❡Page Width and Device Independence
Page width has to be one of the most debated aspects of web design. The discussion used to revolve around fixed versus fluid layouts, and in the case of fixed layouts, the maximum width a website could use without invoking the dreaded horizontal scrollbar.
Altering content based on screen width is a wonderful and powerful feature, but there’s a few caveats to remember. If you’re designing a typical website, but have a specific device in mind, you might be doing something wrong.
There’s an ever increasing spectrum of device screen sizes, and while some devices are more popular than others, using exact matching to customize a layout to a specific device brings back memories of “this site can only be viewed through IE6 or newer”. Common sense dictates that the spectrum will become more homogenous over time. Right now, there seems to be three main screen width steps represented by phones, tablets and computers, but new devices will surely pop up in between these ill-defined plateaus.
In designers terms, this means that a site should work fine with any screen width, just as it should work fine with any screen height. We can expect users to scroll vertically, but expecting users to continuously scroll in two dimensions is no solution. Page width has to be device independent, not device-specific.
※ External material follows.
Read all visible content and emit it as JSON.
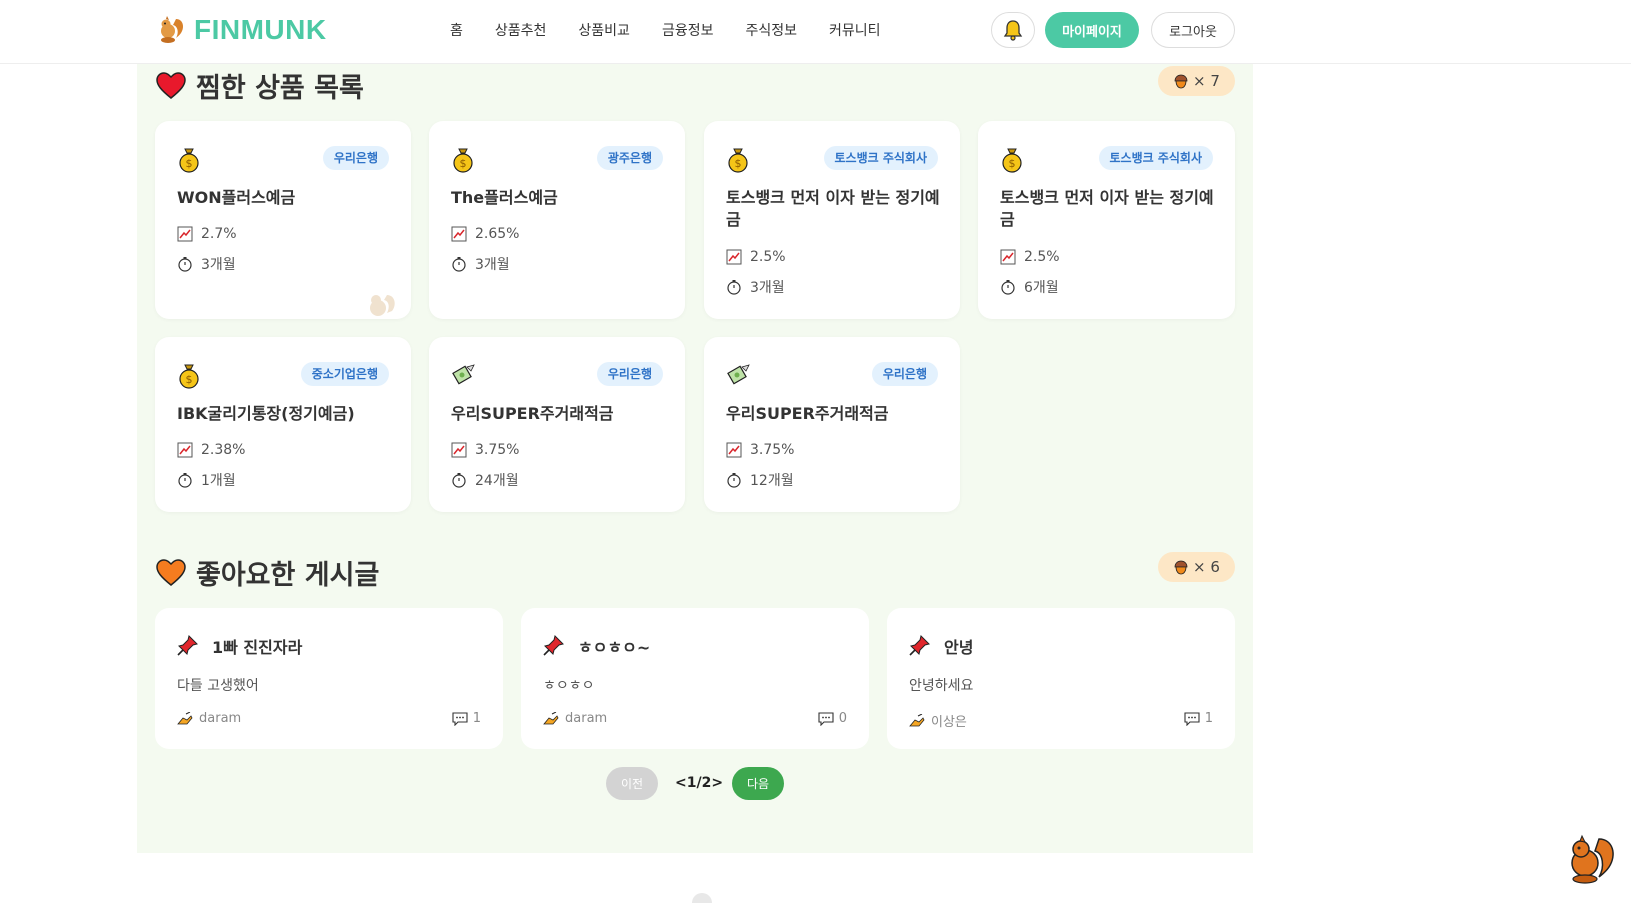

The ideal solution then seems to be to use a fluid layout, with tools such as media queries to fluidly add, move or remove elements as the screen width changes, but not to identify the actual device in use. This way, the layout is not dependent on any one device or window size, but usable on any current or future device screen.
~ 03 Sep 2010